Working through the records below, count the lines that include "menge". The reply is that number alone.

+ + + +

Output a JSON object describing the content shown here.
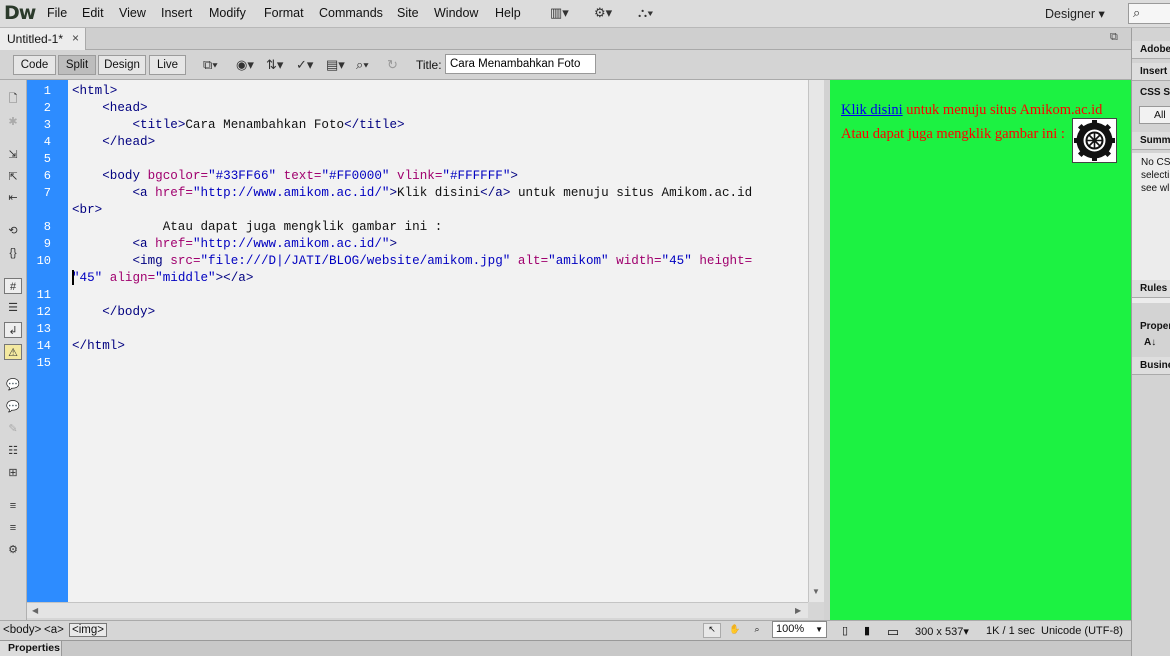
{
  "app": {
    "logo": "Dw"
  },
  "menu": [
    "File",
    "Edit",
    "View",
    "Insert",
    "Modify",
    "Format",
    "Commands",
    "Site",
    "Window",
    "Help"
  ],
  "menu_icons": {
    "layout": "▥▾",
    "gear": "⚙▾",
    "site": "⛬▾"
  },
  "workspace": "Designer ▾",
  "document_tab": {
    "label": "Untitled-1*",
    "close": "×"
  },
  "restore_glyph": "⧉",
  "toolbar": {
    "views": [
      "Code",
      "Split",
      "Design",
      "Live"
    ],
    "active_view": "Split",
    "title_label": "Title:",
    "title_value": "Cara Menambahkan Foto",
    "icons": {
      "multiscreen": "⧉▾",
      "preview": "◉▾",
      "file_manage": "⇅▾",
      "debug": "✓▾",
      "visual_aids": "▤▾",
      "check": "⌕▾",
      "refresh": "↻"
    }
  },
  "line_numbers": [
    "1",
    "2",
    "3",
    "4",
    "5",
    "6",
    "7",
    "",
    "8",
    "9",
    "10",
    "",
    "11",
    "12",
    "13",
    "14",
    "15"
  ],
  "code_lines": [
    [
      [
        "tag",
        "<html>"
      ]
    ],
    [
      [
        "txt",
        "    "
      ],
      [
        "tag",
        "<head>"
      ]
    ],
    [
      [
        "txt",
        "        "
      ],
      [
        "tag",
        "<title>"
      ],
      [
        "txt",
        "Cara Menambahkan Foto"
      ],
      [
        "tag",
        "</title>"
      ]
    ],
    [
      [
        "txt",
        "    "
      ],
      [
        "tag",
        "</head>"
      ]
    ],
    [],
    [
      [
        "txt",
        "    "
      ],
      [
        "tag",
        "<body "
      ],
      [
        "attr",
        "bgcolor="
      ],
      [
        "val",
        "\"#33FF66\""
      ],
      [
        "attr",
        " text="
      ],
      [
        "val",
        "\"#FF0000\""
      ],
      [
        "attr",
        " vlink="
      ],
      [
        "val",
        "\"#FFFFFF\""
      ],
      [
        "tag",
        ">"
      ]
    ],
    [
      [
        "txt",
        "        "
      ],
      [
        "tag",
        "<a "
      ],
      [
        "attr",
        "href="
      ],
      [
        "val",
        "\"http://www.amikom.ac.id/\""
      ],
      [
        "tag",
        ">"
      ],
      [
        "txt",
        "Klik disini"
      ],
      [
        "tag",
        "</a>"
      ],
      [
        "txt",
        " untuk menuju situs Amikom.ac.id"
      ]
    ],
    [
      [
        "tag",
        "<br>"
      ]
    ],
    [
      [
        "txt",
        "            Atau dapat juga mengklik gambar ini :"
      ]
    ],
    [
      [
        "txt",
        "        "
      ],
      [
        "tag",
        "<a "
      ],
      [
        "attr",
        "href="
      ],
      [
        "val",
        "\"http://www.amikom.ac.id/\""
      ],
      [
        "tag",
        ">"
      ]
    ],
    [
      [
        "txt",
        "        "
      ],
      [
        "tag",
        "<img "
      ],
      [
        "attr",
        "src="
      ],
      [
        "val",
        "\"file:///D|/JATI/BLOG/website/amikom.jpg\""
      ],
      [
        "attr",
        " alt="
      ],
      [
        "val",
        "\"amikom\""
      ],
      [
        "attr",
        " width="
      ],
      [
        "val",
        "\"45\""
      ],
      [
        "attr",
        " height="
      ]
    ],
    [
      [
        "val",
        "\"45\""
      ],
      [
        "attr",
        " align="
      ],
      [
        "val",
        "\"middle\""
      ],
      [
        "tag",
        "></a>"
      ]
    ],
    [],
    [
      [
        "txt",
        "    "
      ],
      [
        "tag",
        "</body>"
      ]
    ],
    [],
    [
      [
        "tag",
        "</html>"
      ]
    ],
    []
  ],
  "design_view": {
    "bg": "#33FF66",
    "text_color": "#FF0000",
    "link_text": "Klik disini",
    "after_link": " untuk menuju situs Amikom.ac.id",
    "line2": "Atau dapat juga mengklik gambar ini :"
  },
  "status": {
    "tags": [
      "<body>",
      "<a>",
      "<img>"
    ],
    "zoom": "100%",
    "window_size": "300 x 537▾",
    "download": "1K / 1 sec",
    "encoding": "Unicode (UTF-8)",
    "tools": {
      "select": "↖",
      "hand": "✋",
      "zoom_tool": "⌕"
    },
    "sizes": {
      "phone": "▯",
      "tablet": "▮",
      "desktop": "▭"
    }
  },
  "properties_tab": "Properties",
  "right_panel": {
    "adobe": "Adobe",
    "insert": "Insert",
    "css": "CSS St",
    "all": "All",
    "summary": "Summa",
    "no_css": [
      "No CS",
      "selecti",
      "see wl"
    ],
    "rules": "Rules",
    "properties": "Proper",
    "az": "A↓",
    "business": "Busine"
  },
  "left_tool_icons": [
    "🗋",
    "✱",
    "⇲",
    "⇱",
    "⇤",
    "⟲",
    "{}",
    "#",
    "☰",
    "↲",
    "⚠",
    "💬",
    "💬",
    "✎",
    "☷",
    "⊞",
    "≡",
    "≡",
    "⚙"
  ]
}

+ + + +

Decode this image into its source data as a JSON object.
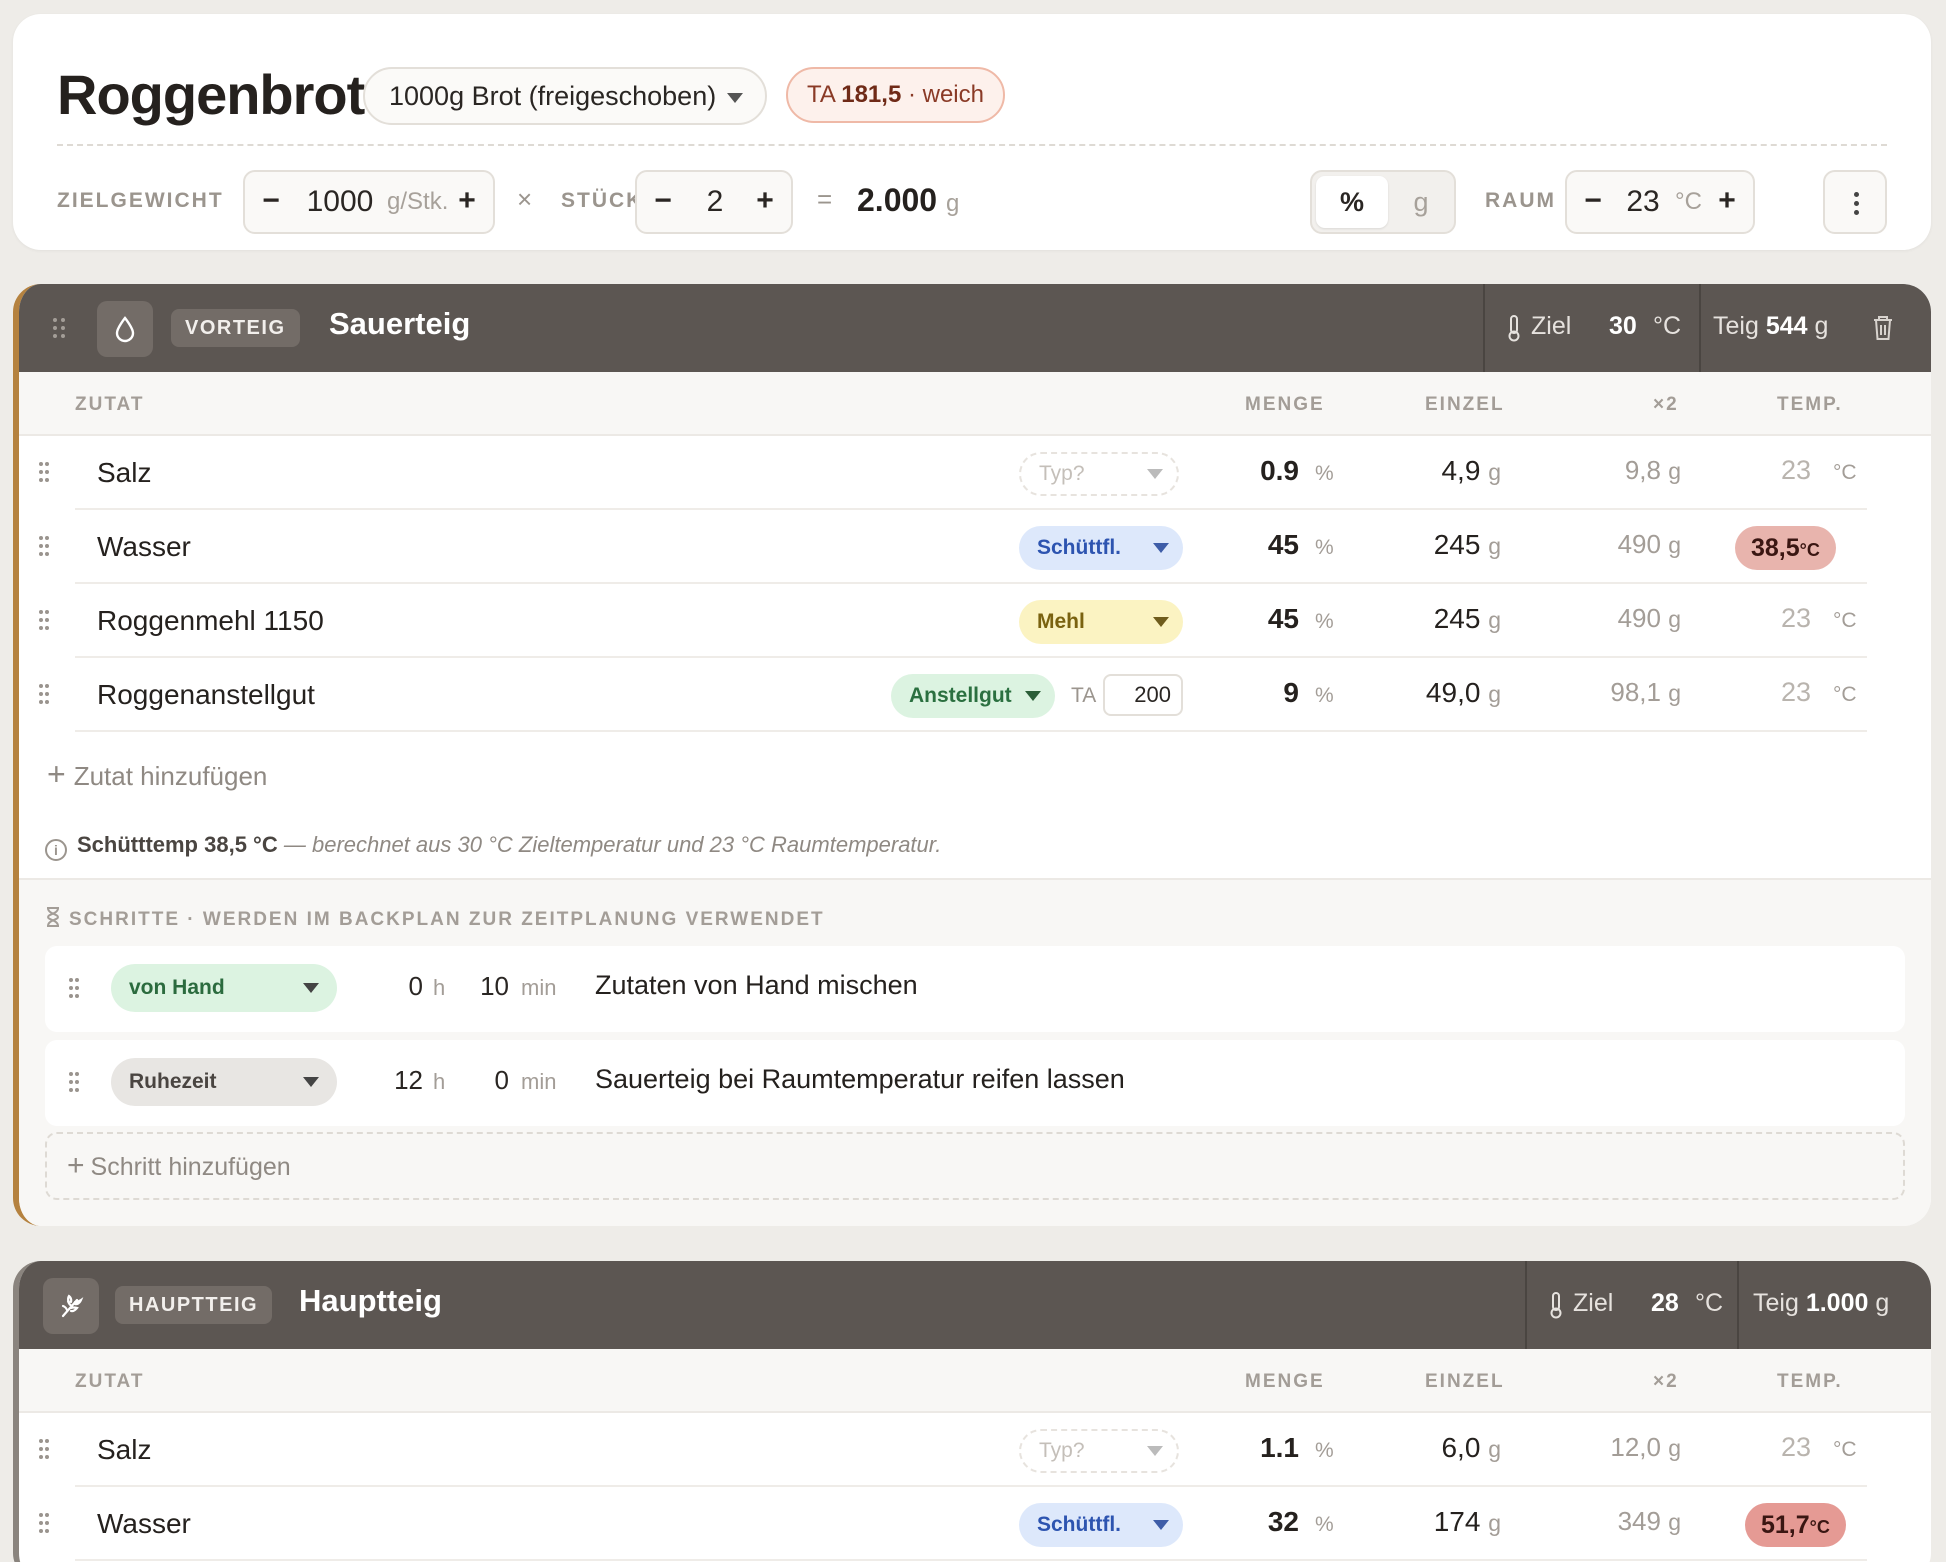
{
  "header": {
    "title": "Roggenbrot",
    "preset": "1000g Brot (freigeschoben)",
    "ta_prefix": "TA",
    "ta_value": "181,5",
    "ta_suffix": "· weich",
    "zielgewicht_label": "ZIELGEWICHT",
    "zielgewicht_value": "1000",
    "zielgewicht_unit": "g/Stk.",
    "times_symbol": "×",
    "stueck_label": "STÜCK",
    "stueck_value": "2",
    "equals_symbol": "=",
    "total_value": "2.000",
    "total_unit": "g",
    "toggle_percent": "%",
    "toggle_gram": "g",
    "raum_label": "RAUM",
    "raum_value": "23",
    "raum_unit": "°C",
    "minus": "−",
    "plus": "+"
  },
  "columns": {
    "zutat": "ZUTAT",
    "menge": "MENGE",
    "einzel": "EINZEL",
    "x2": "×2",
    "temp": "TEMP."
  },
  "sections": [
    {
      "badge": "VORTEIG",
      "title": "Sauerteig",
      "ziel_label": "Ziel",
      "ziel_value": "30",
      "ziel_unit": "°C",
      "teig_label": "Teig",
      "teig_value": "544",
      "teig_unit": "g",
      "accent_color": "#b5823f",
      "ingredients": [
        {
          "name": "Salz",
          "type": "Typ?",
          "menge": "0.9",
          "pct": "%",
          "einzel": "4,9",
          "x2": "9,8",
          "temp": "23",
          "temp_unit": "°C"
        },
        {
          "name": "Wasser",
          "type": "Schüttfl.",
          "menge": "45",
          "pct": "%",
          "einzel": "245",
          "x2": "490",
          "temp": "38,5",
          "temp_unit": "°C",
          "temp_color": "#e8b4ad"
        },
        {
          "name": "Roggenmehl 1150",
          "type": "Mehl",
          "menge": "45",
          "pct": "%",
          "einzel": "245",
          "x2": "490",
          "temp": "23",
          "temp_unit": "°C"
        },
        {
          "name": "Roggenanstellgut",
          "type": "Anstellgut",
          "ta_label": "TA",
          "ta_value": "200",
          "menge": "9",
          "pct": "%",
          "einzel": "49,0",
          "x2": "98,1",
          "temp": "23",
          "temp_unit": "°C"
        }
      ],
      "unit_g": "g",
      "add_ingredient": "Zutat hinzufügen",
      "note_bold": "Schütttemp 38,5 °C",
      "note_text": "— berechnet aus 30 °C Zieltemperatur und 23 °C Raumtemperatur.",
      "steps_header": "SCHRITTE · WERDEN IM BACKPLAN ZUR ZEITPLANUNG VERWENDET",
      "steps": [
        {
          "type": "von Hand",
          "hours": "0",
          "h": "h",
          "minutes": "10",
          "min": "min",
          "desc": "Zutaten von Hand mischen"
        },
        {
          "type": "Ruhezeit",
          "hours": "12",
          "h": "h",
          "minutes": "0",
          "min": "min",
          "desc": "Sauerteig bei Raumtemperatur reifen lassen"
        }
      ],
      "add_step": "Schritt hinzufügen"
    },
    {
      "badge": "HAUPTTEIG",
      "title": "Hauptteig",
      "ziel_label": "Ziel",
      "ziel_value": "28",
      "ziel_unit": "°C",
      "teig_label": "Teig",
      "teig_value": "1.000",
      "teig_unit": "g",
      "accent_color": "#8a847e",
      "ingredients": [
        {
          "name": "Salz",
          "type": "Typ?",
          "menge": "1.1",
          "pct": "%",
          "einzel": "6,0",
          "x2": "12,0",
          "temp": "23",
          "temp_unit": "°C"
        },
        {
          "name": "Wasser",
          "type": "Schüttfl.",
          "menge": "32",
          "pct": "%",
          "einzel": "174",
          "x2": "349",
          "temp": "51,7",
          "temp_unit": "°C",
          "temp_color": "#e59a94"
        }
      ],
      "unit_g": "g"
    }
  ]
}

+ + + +

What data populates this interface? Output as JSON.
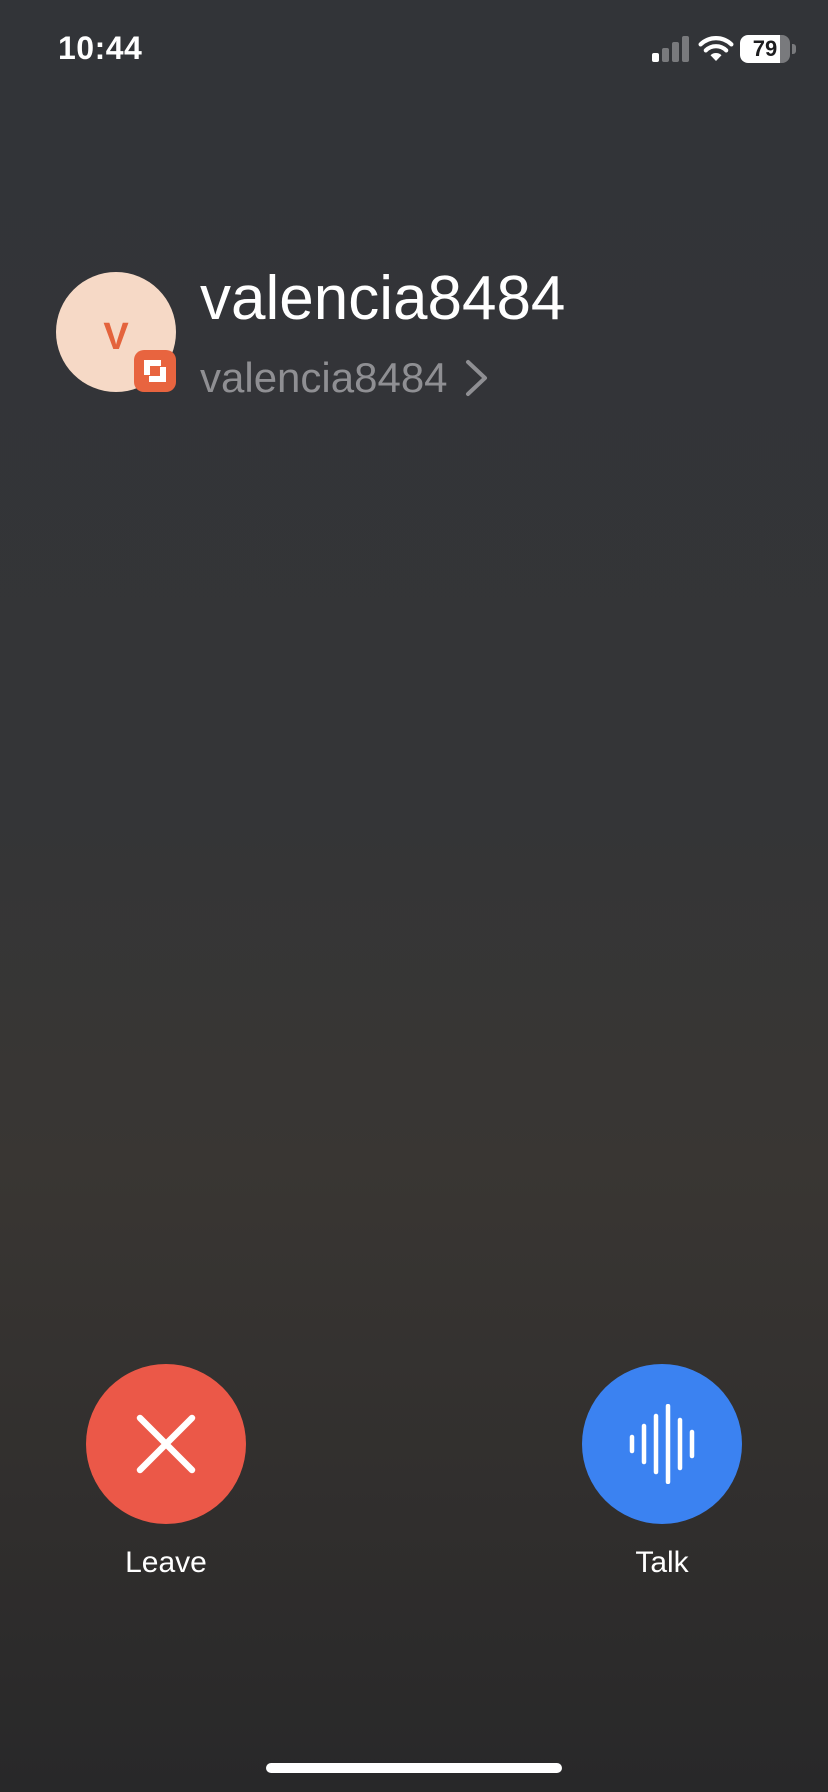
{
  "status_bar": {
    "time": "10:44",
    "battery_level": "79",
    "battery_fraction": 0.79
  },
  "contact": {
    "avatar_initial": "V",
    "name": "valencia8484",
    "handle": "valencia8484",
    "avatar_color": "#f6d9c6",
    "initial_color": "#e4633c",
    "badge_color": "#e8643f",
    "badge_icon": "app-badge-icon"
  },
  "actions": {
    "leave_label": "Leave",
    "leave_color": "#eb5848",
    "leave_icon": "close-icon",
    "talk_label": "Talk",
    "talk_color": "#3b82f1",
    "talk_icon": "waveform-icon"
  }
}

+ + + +

- **TASK RESPONSE**: 7